When specifying erosion and sediment control products a common mistake is that the performance goals are rarely defined. The majority of decisions are made based on development guidelines or local requirements to issue permits. Ask yourself why is what’s on the plans on the plans and consider these five points:

1. Are the BMP’s supposed to stop the erosion? Are they intended to prevent sediment and other pollutants from leaving the site? Or are they simply the minimum measures required to pull a permit?

2.All BMP’s have a failure point but designers rarely know what that point is. Even the results from products that are tested in facilities to simulate environmental conditions cannot always be relied upon to predict actual performance in the real world during conditions that differ from the test methods and simulations. It is fair to say that all BMP’s have a failure point and unfortunately there is very little information available to predict just what type of event will lead to the failure on active construction sites that tend to be very dynamic. Most approved plans and contract documents refer to the designed and specified measures as the “minimum” and require the operator to improve upon any failures in the field. While this may seem to reduce risk for an owner or designer it may actually lead to costly failures on site and delays in project delivery.

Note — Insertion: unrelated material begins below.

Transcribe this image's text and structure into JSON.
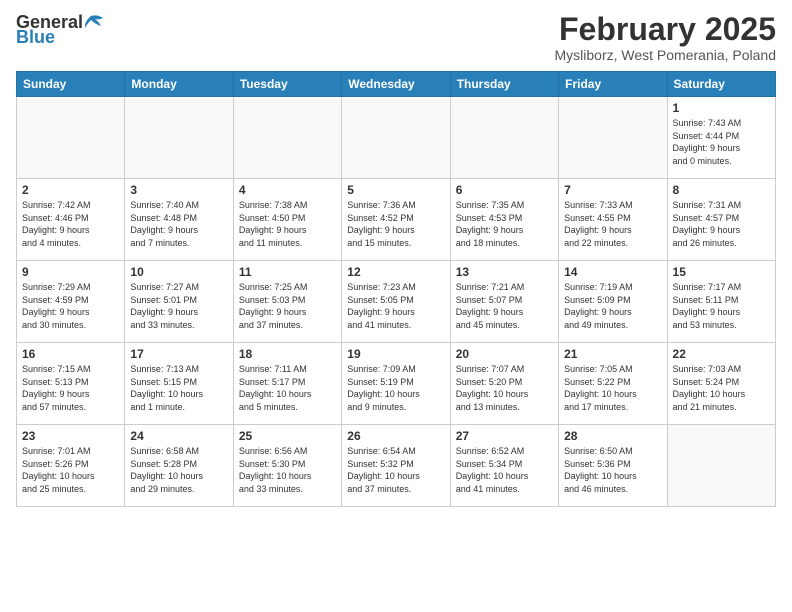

3. When designing or specifying always define the performance outcomes or goals the BMP is being used to accomplish. Without a defined desired outcome one should question whether they are really designing at all.

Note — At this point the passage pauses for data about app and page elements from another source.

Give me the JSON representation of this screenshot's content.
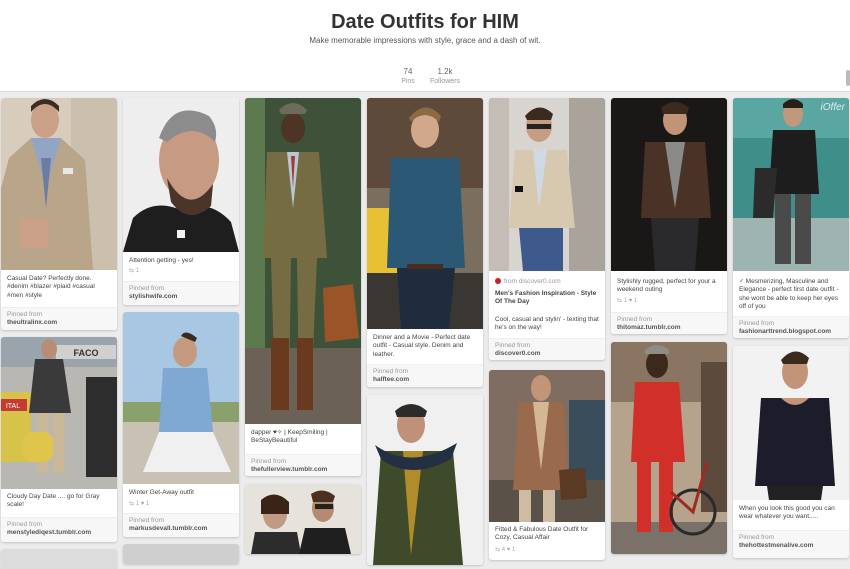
{
  "board": {
    "title": "Date Outfits for HIM",
    "description": "Make memorable impressions with style, grace and a dash of wit.",
    "pins_count": "74",
    "pins_label": "Pins",
    "followers_count": "1.2k",
    "followers_label": "Followers"
  },
  "pinned_from_label": "Pinned from",
  "pins": {
    "c1a": {
      "caption": "Casual Date? Perfectly done. #denim #blazer #plaid #casual #men #style",
      "source": "theultralinx.com"
    },
    "c1b": {
      "caption": "Cloudy Day Date .... go for Gray scale!",
      "source": "menstylediqest.tumblr.com"
    },
    "c2a": {
      "caption": "Attention getting - yes!",
      "counts": "⇆ 1",
      "source": "stylishwife.com"
    },
    "c2b": {
      "caption": "Winter Get-Away outfit",
      "counts": "⇆ 1    ♥ 1",
      "source": "markusdevall.tumblr.com"
    },
    "c3a": {
      "caption": "dapper ♥✧ | KeepSmiling | BeStayBeautiful",
      "source": "thefullerview.tumblr.com"
    },
    "c4a": {
      "caption": "Dinner and a Movie - Perfect date outfit - Casual style. Denim and leather.",
      "source": "halftee.com"
    },
    "c5a": {
      "from_text": "from discover0.com",
      "title": "Men's Fashion Inspiration - Style Of The Day",
      "caption": "Cool, casual and stylin' - texting that he's on the way!",
      "source": "discover0.com"
    },
    "c5b": {
      "caption": "Fitted & Fabulous Date Outfit for Cozy, Casual Affair",
      "counts": "⇆ 4    ♥ 1"
    },
    "c6a": {
      "caption": "Stylishly rugged, perfect for your a weekend outing",
      "counts": "⇆ 1    ♥ 1",
      "source": "thitomaz.tumblr.com"
    },
    "c7a": {
      "caption": "♂ Mesmerizing, Masculine and Elegance - perfect first date outfit - she wont be able to keep her eyes off of you",
      "source": "fashionarttrend.blogspot.com"
    },
    "c7b": {
      "caption": "When you look this good you can wear whatever you want.....",
      "source": "thehottestmenalive.com"
    }
  },
  "image_watermarks": {
    "c1b_sign": "FACO",
    "c1b_sign2": "ITAL",
    "c7a_corner": "iOffer"
  },
  "colors": {
    "accent": "#cb2027",
    "background": "#ececec"
  }
}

4. Be willing to adjust a specification or substitute a product due to changes in the schedule or site conditions that make the outcome unachievable with the original designed selection. Constantly strive to make better decisions in the future based on the hard lessons learned from the past. There is a word that has been used to describe doing the same things and expecting different outcomes.

5. Avoid specifications to save a few dollars on restoration and vegetation establishment. Frequently sacrifices in both products and methods are driven by the illusion of savings can become very costly when failures must be redone.

Do not accept failure as an option. The amount of time, energy and resources expended on failed installations is far too great. By expending the effort to create better designs that will meet the specific site requirements and succeed with the climatic conditions while ensuring productivity designers will demonstrate yet another area of expertise that will benefit their clients.

Alex Zimmerman
Technical Director